Swami Vivekananda described Kerala as a madhouse. Interestingly, the followers of the Swami turned out to be quite as mad as the inhabitants of what he described as a madhouse and what later has been advertised as God’s own country.
I once visited an ashram of the Vivekananda Swamis in the north-eastern part of India. I was quite down and out at that time, thanks to the manipulative games played by my boss with the help of many social, political and religious leaders. I was an atheist looking for a solution from a theist, from any god or demon. The Guru of the Anandashram made me feel like a piece of garbage. He expected me to fall prostrate at his feet. As a result, the first thing I did after coming out from the ashram was to order a paan with strong tobacco in it and add a cigarette to the order.
A few months later, a classmate of mine at the Central Institute of English and Foreign Languages (CIEFL), volunteered to imitate me in the classroom where sat students who were all mostly college lecturers deputed to do a course for which nobody who knew about the worth of the course would have paid a penny from his/her pocket. My classmate claimed that he was imitating me and then he walked with a backbone bent backwards. I questioned him later over a drink that I sponsored. “I have a forward stoop like a beaten man; why did you show me as the opposite?” “Ego, you stupid, you have a big ego which I was dramatising.”
The classmate was from Orissa and he had never known me before we met at CIEFL. So I raised a question, “Have I ever offended you with my ego?”
“No, not at all,” he said. I don’t think he was paying me back for the drink I offered him.
“Do you really think I have a big ego?” I persisted.
“Why do you think your principal has deputed you for this course?” he asked me.
It took me quite some time to find out that CIEFL’s course was a way for some principals to keep away at least one of their staff for a year. This friend of mine who enacted my ego (and who was a lecturer in English in a college in Orissa) and attended the English teaching course at CIEFL is today a practising lawyer in his home state. And I am a gypsy schoolteacher in an alien land.
Ten years after my joining the latest gypsy job, my employer wanted my caste certificate. Sorry, my birth certificate. All other certificates must be in order, I think, and they just want to harass me with something or they want to make sure whether I belong to some caste that the Government of India deems to be scheduled.
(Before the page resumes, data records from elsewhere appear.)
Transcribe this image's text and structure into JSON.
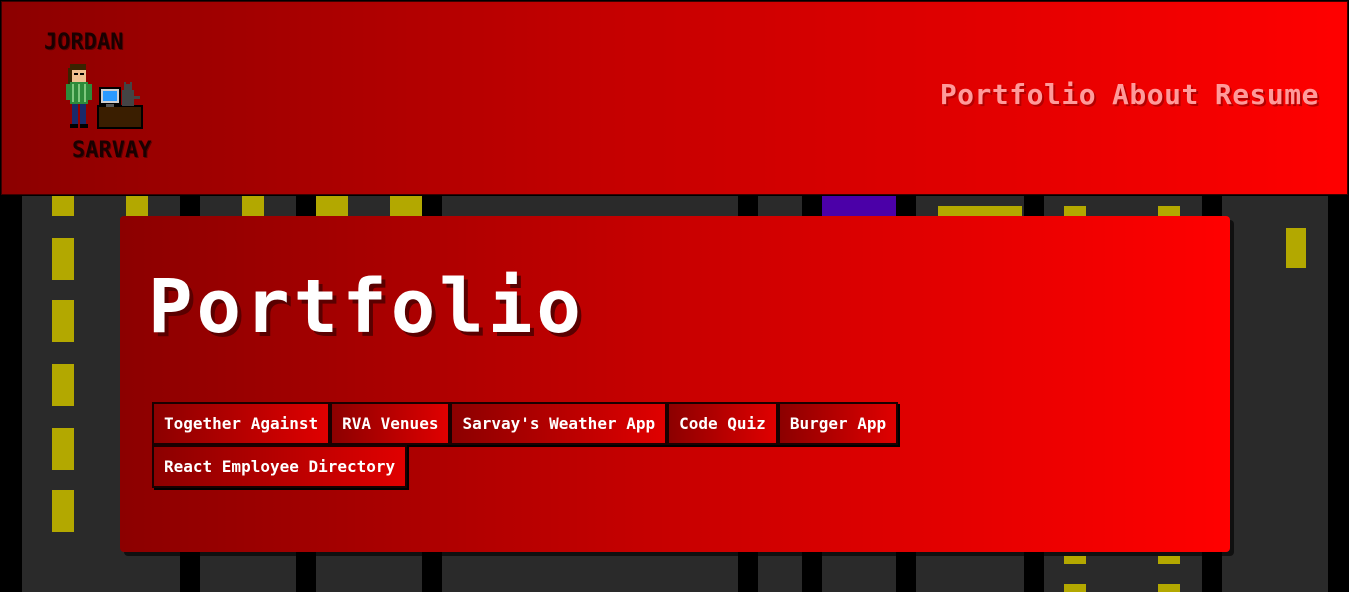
{
  "site": {
    "logo_top": "JORDAN",
    "logo_bottom": "SARVAY"
  },
  "nav": {
    "items": [
      {
        "label": "Portfolio"
      },
      {
        "label": "About"
      },
      {
        "label": "Resume"
      }
    ]
  },
  "main": {
    "title": "Portfolio",
    "projects": [
      {
        "label": "Together Against"
      },
      {
        "label": "RVA Venues"
      },
      {
        "label": "Sarvay's Weather App"
      },
      {
        "label": "Code Quiz"
      },
      {
        "label": "Burger App"
      },
      {
        "label": "React Employee Directory"
      }
    ]
  },
  "colors": {
    "header_start": "#8c0000",
    "header_end": "#ff0000",
    "nav_text": "#ff9a9a",
    "road": "#2a2a2a",
    "lane_marking": "#b3a800",
    "accent_purple": "#4b00a8"
  }
}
My parents had taught me that I belonged to the General Category [out of the umpteen categories available in my country] because Christianity did not approve of the caste system. It took me decades to find out that most people outside Kerala thought that all Christians are converts from the shudra caste or from scheduled tribes. In fact, Delhi taught me that. Delhi is quite a funny place for many reasons. That’s why I became suspicious when my employer wanted my birth certificate. For the first time in my life I looked carefully at that birth certificate. Alas, it gives me a caste! I belong to a caste called “RCS.” Will anyone tell me what that caste is?
I studied in a school (where that birth certificate was made when I passed class 10) run by the Catholic Church. My Headmaster was my English teacher, a typical cane-wielding Catholic priest-teacher. [For more about that school and that headmaster, you are welcome to my earlier posts: https://matheikal.wordpress.com/2009/11/22/gospel-according-to-father-veranani/
Why didn’t that English-literate priest know that RCS [Roman Catholic Syrian] was not a caste but one of the many fissiparous denominations of Christianity? At least, he should have read the fine print below that caste entry: “In case of backward classes eligible for fee concession.” No Christian in Kerala ever got any fee concession in the whole history of the state, I know that. No Christian in Kerala has been given the state of any backward caste or tribe. And yet why did my headmaster, a Catholic priest, do this injustice to me? And to thousands of other pupils [later, people] like me?
Do I belong to a high caste? No. I don’t belong to any caste. That’s what I want to state. I don’t belong to any madhouse that Swami Vivekananda saw in Kerala and the madhouse that his followers established in his name later. My employers are free to interpret my certificate anyway they like. I am now living in a madhouse called Delhi.
Delhi likes to place people according to their caste!
Would I like to claim allegiance to the high caste in Kerala? No, in spite of the history of my family as handed down to me. The high caste in Kerala, until the 19th century, insisted on all the low caste women (especially the younger variety) to walk about without covering their breasts. When the lower caste people started converting to Christianity or Islam so that their women could at least protect their breasts from the higher caste ogling men (forget the nocturnal neglect of untouchability by the higher caste men), the kings and their minions in Kerala started persecuting the lower castes. Consequently, there were quite many riots in Kerala – e.g., the Channar riots in the first quarter of 19th century. The caste system eventually disappeared from Kerala.
However, I’m left amused with the caste certificate given to me by my Catholic priest-headmaster who ought to have known the history of Kerala more than English.